[How to complete this task]:
All of the entries below need to be repeated exactly.

[Records for the task]:
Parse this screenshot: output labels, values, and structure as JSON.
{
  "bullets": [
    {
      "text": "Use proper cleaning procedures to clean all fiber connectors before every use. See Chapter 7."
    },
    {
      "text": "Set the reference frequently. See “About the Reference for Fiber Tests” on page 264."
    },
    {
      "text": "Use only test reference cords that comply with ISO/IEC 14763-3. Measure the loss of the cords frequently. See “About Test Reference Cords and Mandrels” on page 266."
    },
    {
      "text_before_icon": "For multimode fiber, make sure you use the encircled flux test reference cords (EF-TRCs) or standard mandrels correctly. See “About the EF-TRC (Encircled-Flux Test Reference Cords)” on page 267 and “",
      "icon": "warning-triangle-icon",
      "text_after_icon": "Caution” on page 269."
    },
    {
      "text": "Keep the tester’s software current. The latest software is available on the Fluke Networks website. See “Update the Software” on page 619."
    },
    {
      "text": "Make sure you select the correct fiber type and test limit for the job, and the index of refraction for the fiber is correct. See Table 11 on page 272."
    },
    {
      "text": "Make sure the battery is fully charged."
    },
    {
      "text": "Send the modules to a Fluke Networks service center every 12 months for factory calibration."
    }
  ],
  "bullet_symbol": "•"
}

[Response for this exercise]:
Parse this screenshot: output labels, values, and structure as JSON.
{
  "bullets": [
    {
      "text": "Use proper cleaning procedures to clean all fiber connectors before every use. See Chapter 7."
    },
    {
      "text": "Set the reference frequently. See “About the Reference for Fiber Tests” on page 264."
    },
    {
      "text": "Use only test reference cords that comply with ISO/IEC 14763-3. Measure the loss of the cords frequently. See “About Test Reference Cords and Mandrels” on page 266."
    },
    {
      "text_before_icon": "For multimode fiber, make sure you use the encircled flux test reference cords (EF-TRCs) or standard mandrels correctly. See “About the EF-TRC (Encircled-Flux Test Reference Cords)” on page 267 and “",
      "icon": "warning-triangle-icon",
      "text_after_icon": "Caution” on page 269."
    },
    {
      "text": "Keep the tester’s software current. The latest software is available on the Fluke Networks website. See “Update the Software” on page 619."
    },
    {
      "text": "Make sure you select the correct fiber type and test limit for the job, and the index of refraction for the fiber is correct. See Table 11 on page 272."
    },
    {
      "text": "Make sure the battery is fully charged."
    },
    {
      "text": "Send the modules to a Fluke Networks service center every 12 months for factory calibration."
    }
  ],
  "bullet_symbol": "•"
}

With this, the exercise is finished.